Orcadians have swapped one tradition for another, thanks to the ancient game known as The Ba.
Played on Christmas Day and January 1, generations of men have taken part in the sport, which is watched by huge crowds every year.
Gary Gibson is known as the godfather of The Ba, and his family is heavily involved.
Now 85, Gary no longer plays, but he has passed the tradition on to his sons.
Doors and windows on the streets of Kirkwall are barricaded in preparation for the game, which can see a scrum of up to 300 men.
There are two teams known as the Uppies and Doonies, and there is no rule as to how many people can play on each side.
The Uppies play south towards Scapa and the Doonies play north towards Kirkwall Harbour.
Which team you join is depends on what side of the market cross you were born on.
The ba itself is a handmade leather ball, and a new ball is made each year on the island.
The aim of the game is to get the ba into your own goal.
The Uppies can secure a goal by touching the ba to a wall in the south end, and the Doonies have to get the ball into the sea down at the harbour.
For Gary, The Ba is a very special tradition which is worth the sacrifice of Christmas dinner.
“The men’s game is always at 1pm, and the boys’ game is at 10.30am,” he said.
“So players have their Christmas dinner on Boxing Day instead, we’ve never thought anything of it.
“But if the day falls on a Sunday, we always play The Ba the day after.
“We’d never play on a Sunday, that’s just how it is.
“It can last from 1pm until 8pm, and it can get pretty rough.
“I’ve had some cracked ribs, broken fingers and it’s pretty common to break your collar bone.
“There’s never anything serious, mind.
“I’ve been involved for so many years now; my father was a ba maker.
“After the Second World War, we didn’t have any ba makers left.
“So my dad copied a pattern of an old ba. My sons are ba makers now.
“It’s the talking point of the entire festive season, and the ba will be displayed in shop windows in the run-up to Christmas.

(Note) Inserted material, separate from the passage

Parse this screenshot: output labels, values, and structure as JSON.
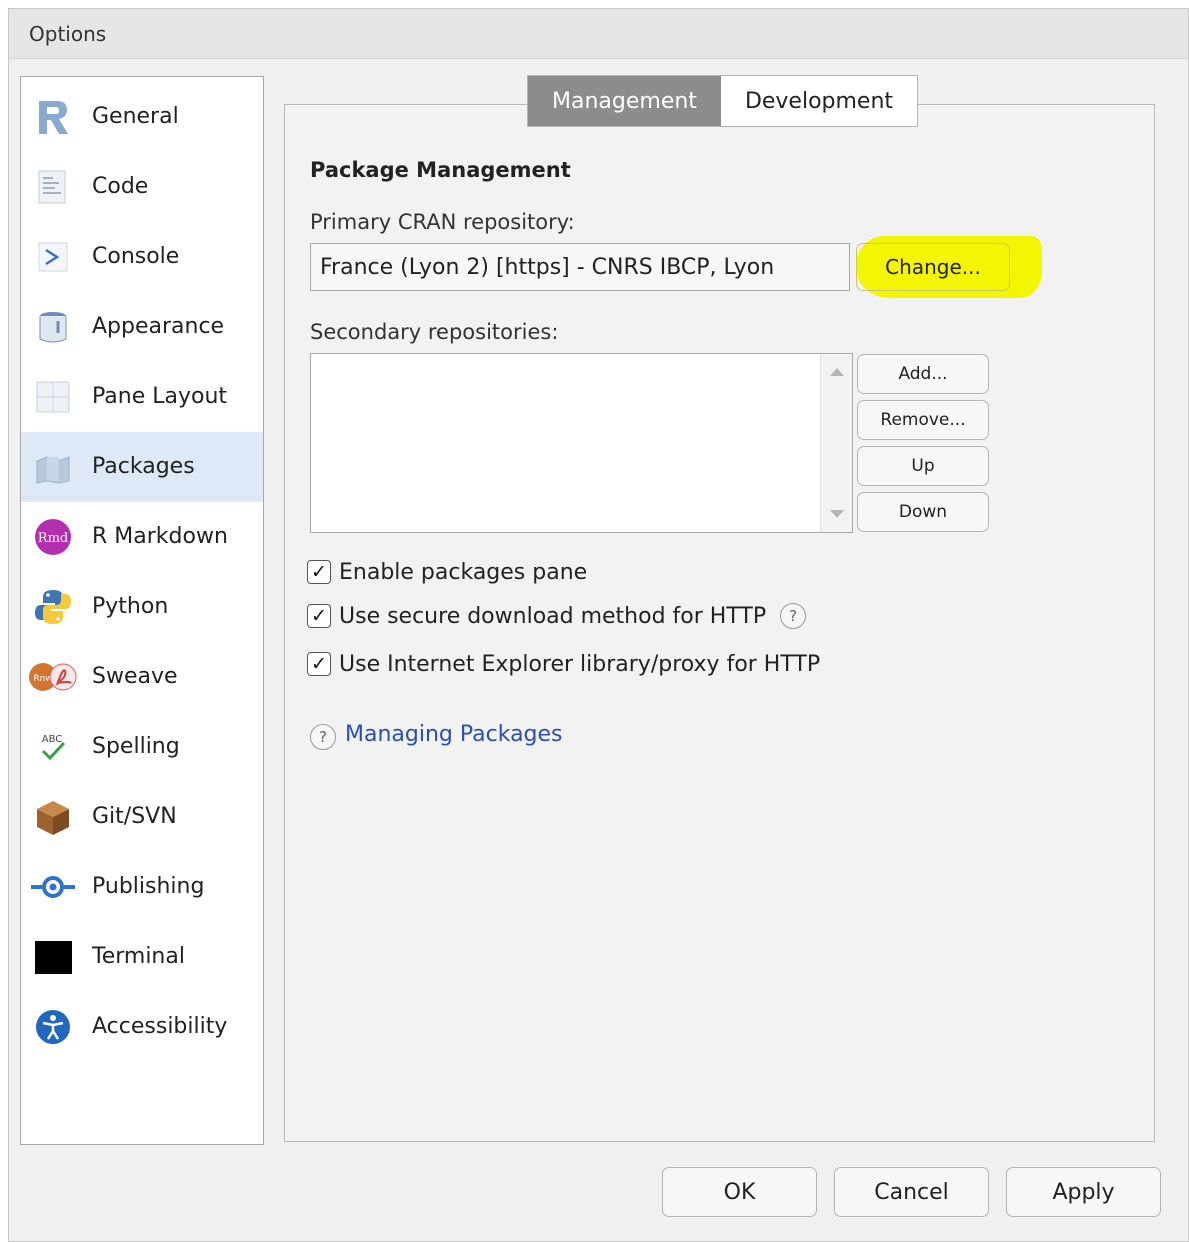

“It’s how things have always been in Orkney on Christmas and Hogmanay.”
Do you have any traditions you’d like to share with us? If so, please email email@example.com or write to Traditions, Press and Journal Features, Aberdeen Journals, 5th Floor, Marischal Square, 1 Broad St, Aberdeen AB10 1BL.